Even then there is a strange piece of staging when a metal mesh frame rises from the front of the stage (creating sight line issues) and then lowers again later. I think it was meant to suggest the opening and closing of the vault in which Radames is buried alive. However, there is no sense whatsoever of he and Aida being sealed in a dark tomb.

Fortunately Latonia Moore is superb. Singing with great beauty and warmth across her range from a rich, strong bottom register to a glowing top, her gorgeous voice outshines the spectacle. Acting with great conviction, she brings real heart to the production.

As Amneris, Serbian-born mezzo-soprano Milijana Nikolic gives a compelling, passionate performance, convincingly moving from imperiousness to heartfelt, bitter regret.

Walter Fraccaro is less persuasive as Radames. He sings with power but little expressiveness, while his voice showed a tendency to wobble on opening night. Acting-wise he has little charisma and next to no chemistry with Moore.

Among the rest of the cast, Michael Honeyman as Amonasro and David Parkin as Ramphis are particularly impressive.

There are two alternating casts with Daria Masiero, Arnold Rawls, Jacqueline Dark and Warwick Fyfe leading the other.

The spectacle of Aida. Photo: Hamilton Lund

The spectacle of Aida. Photo: Hamilton Lund

Verdi’s music is glorious, of course, and the orchestra led by Brian Castles-Onion does it justice, while the sound, though muddy at times, is overall reasonably good.

The production is worth seeing if just for Latonia Moore and the Queen Nefertiti set piece. Some of the staging is undeniably spectacular, but compared to last year’s brilliant, hard-hitting, contemporary production of Madama Butterfly, staged by members of Spanish theatre company La Fura dels Baus, Aida is rather disappointing.
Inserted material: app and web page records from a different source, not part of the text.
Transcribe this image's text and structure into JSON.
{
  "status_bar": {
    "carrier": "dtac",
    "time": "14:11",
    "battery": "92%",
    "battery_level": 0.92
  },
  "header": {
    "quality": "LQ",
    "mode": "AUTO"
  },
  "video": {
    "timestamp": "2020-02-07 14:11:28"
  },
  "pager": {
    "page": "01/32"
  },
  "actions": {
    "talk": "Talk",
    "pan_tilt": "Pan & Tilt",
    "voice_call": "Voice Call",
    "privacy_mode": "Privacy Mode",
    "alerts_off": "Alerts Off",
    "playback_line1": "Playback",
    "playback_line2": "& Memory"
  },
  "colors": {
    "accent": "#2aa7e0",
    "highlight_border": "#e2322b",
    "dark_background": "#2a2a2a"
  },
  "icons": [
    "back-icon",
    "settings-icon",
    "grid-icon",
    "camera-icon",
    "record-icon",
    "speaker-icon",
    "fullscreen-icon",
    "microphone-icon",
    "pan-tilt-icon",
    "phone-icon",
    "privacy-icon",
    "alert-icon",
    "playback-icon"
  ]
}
Aida runs until April 26

A version of this review ran in the Sunday Telegraph on March 29